The original femtocell value proposition - the mobile subscriber pays to buy and install the femtocell at her home and also provides the backhaul using her ISP, to get better cell coverage that she's already paying for, is a bit flawed and it's not surprising that femtocells haven't taken the world by storm.
That said, smaller cells, and lots of them, will be needed to provide quality of service in densely populated environments. But carriers will probably have make the initial investment to pay for them.
It may be early days for outdoor small cell development, but the demand has been there for quite some time. And, in the future, the demand will only continue to grow as beefier public and business devices become accustomed to the additional support that they bring.
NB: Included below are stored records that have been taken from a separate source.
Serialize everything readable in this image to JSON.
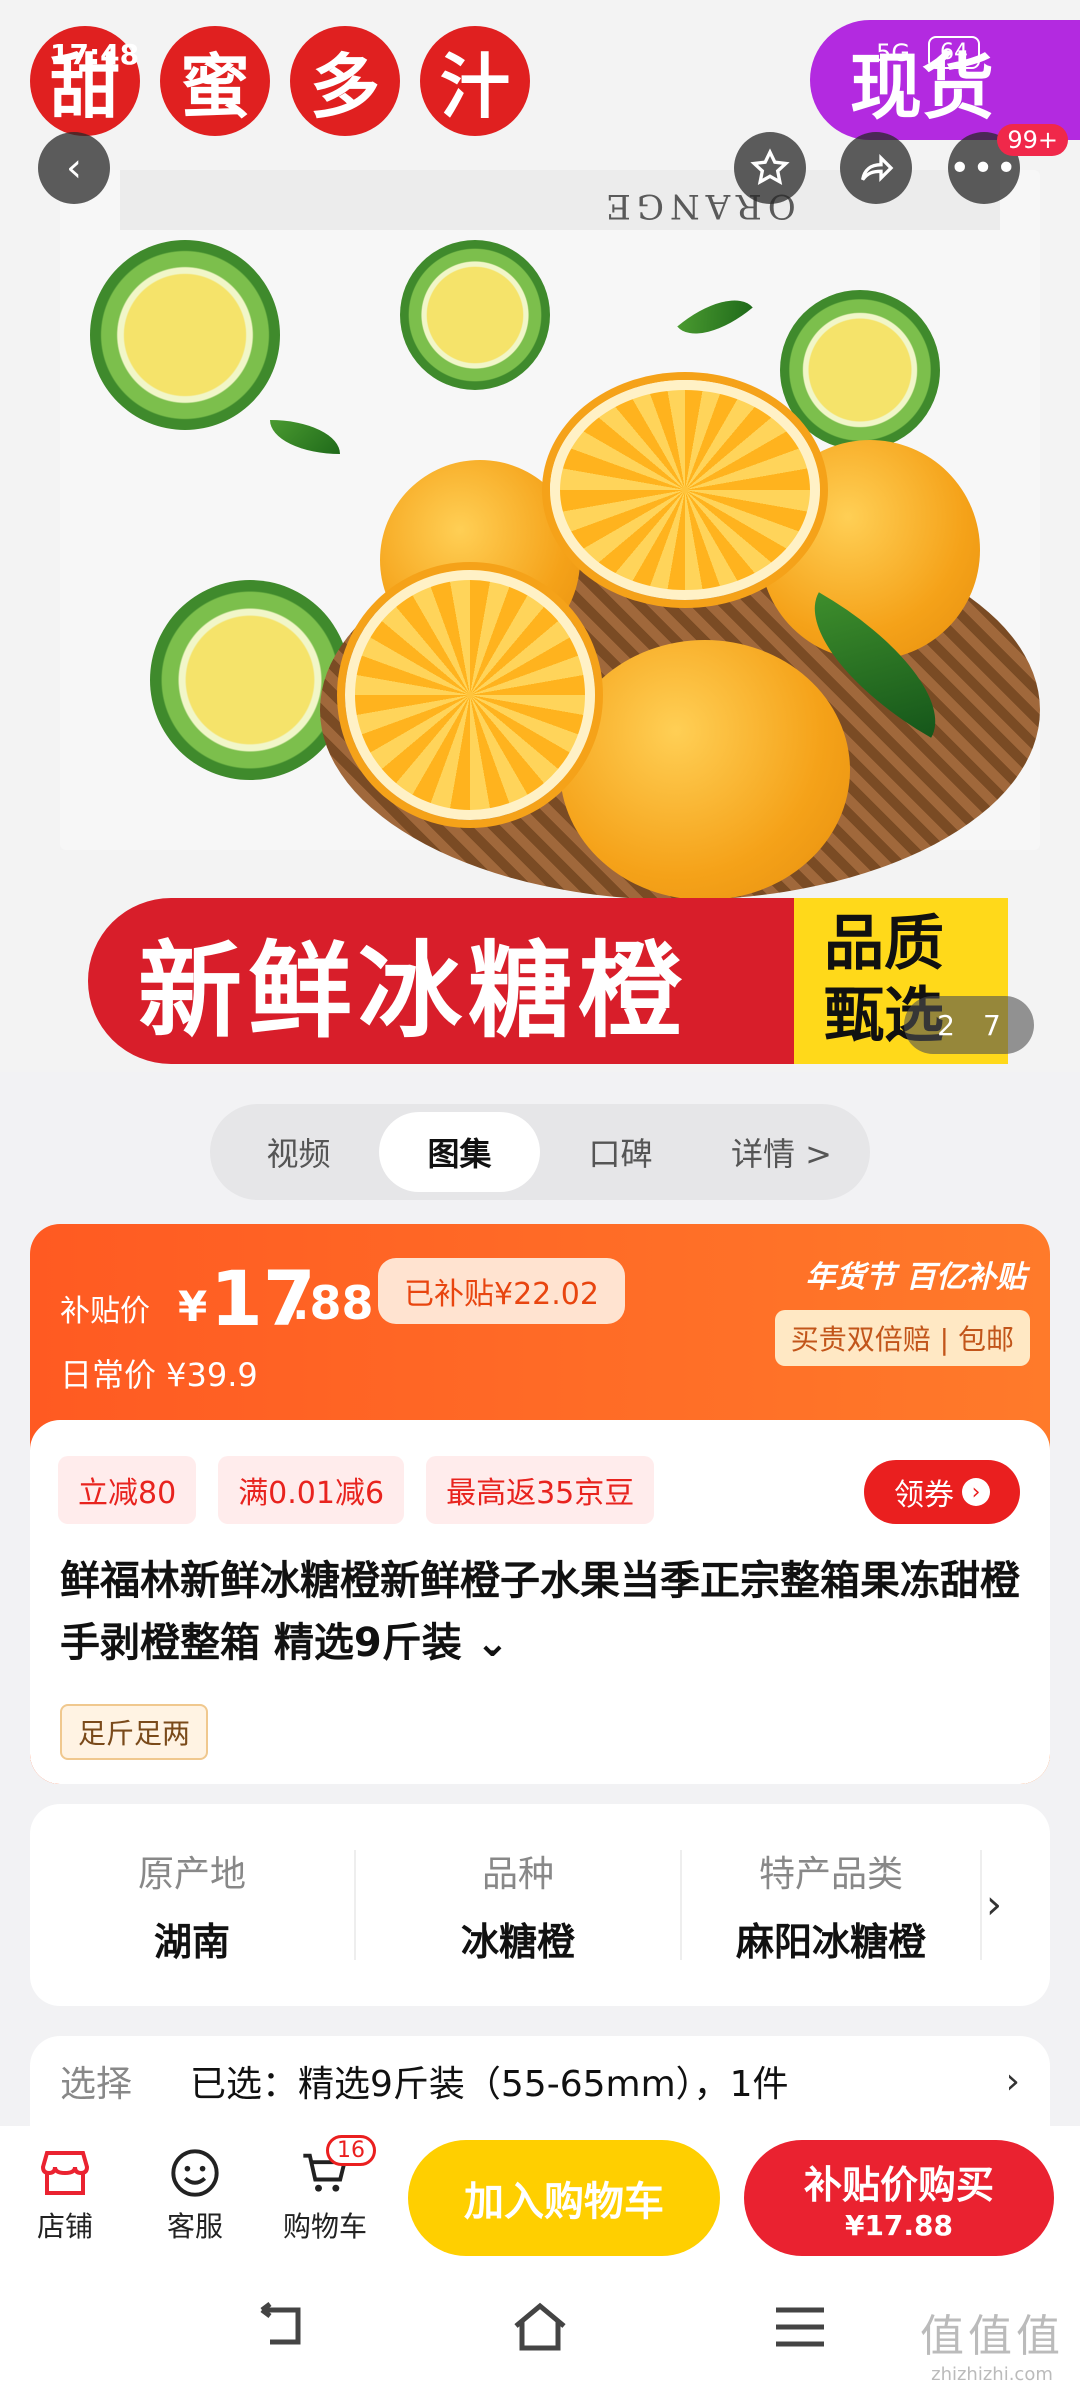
{
  "status_bar": {
    "time": "17:48",
    "network": "5G",
    "battery": "64"
  },
  "hero": {
    "overlay_chars": [
      "甜",
      "蜜",
      "多",
      "汁"
    ],
    "spot_badge": "现货",
    "box_text": "ORANGE",
    "banner_text": "新鲜冰糖橙",
    "banner_tag": [
      "品质",
      "甄选"
    ],
    "image_index": "2",
    "image_total": "7",
    "notification_count": "99+"
  },
  "media_tabs": [
    "视频",
    "图集",
    "口碑",
    "详情 >"
  ],
  "price": {
    "label": "补贴价",
    "yen": "¥",
    "integer": "17",
    "decimal": ".88",
    "subsidy_tag": "已补贴¥22.02",
    "daily_label": "日常价 ¥39.9",
    "promo_logo": "年货节 百亿补贴",
    "promo_tag": "买贵双倍赔 | 包邮"
  },
  "coupons": [
    "立减80",
    "满0.01减6",
    "最高返35京豆"
  ],
  "get_coupon": "领券",
  "product_title": "鲜福林新鲜冰糖橙新鲜橙子水果当季正宗整箱果冻甜橙手剥橙整箱 精选9斤装 ⌄",
  "weight_tag": "足斤足两",
  "attributes": [
    {
      "key": "原产地",
      "value": "湖南"
    },
    {
      "key": "品种",
      "value": "冰糖橙"
    },
    {
      "key": "特产品类",
      "value": "麻阳冰糖橙"
    }
  ],
  "selection": {
    "label": "选择",
    "value": "已选：精选9斤装（55-65mm），1件"
  },
  "bottom_bar": {
    "store": "店铺",
    "service": "客服",
    "cart": "购物车",
    "cart_count": "16",
    "add_to_cart": "加入购物车",
    "buy_title": "补贴价购买",
    "buy_price": "¥17.88"
  },
  "watermark": {
    "line1": "值值值",
    "line2": "zhizhizhi.com"
  },
  "colors": {
    "accent_red": "#ea2230",
    "accent_orange": "#ff5a22",
    "yellow": "#ffcf00"
  }
}
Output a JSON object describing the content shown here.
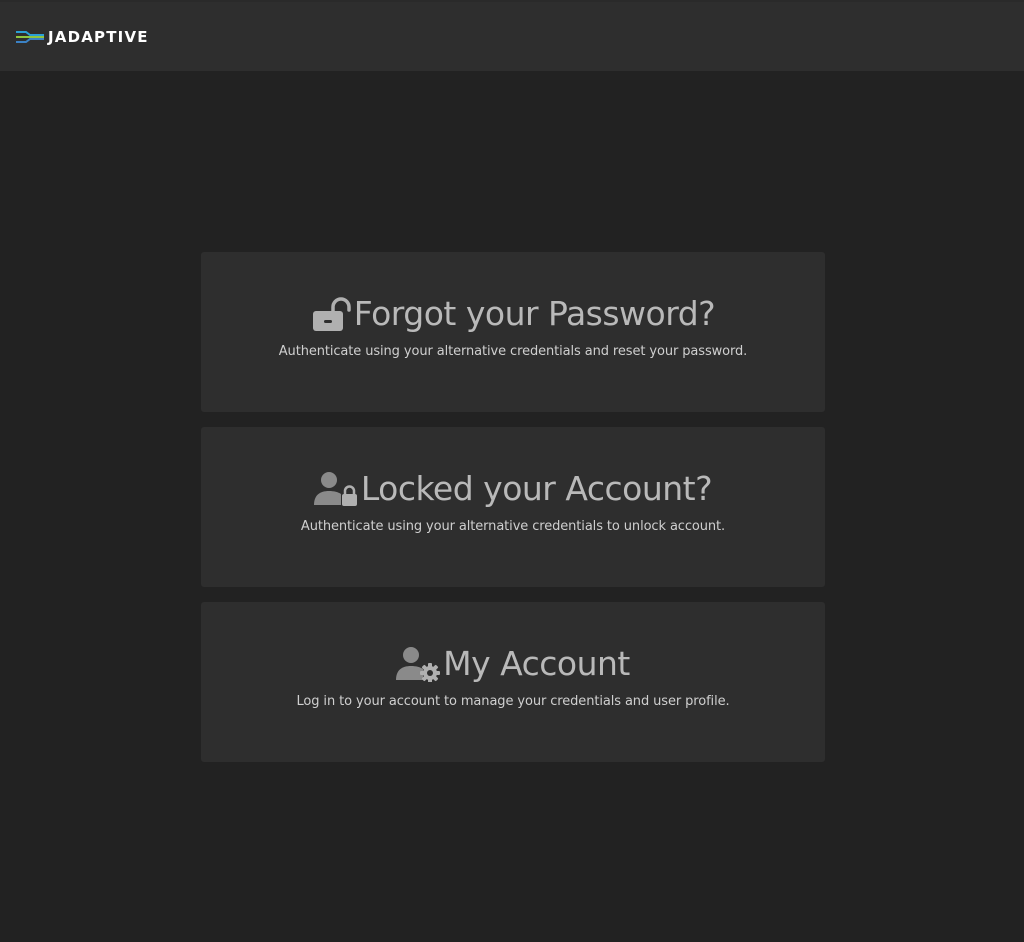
{
  "header": {
    "brand": "JADAPTIVE",
    "logo_colors": [
      "#2a9fd6",
      "#8fc63f",
      "#3b82c4"
    ]
  },
  "cards": [
    {
      "icon": "unlocked-padlock-icon",
      "title": "Forgot your Password?",
      "description": "Authenticate using your alternative credentials and reset your password."
    },
    {
      "icon": "user-lock-icon",
      "title": "Locked your Account?",
      "description": "Authenticate using your alternative credentials to unlock account."
    },
    {
      "icon": "user-gear-icon",
      "title": "My Account",
      "description": "Log in to your account to manage your credentials and user profile."
    }
  ],
  "colors": {
    "background": "#222222",
    "panel": "#2e2e2e",
    "icon": "#b0b0b0"
  }
}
We can expect small cells to become a more ubiquitous part of the device ecosystem.
A Book For All Reasons Bernard Cole1 Comment Robert Oshana's recent book "Software Engineering for Embedded Systems (Newnes/Elsevier)," written and edited with Mark Kraeling, is a 'book for all reasons.' At almost 1,200 pages, it ...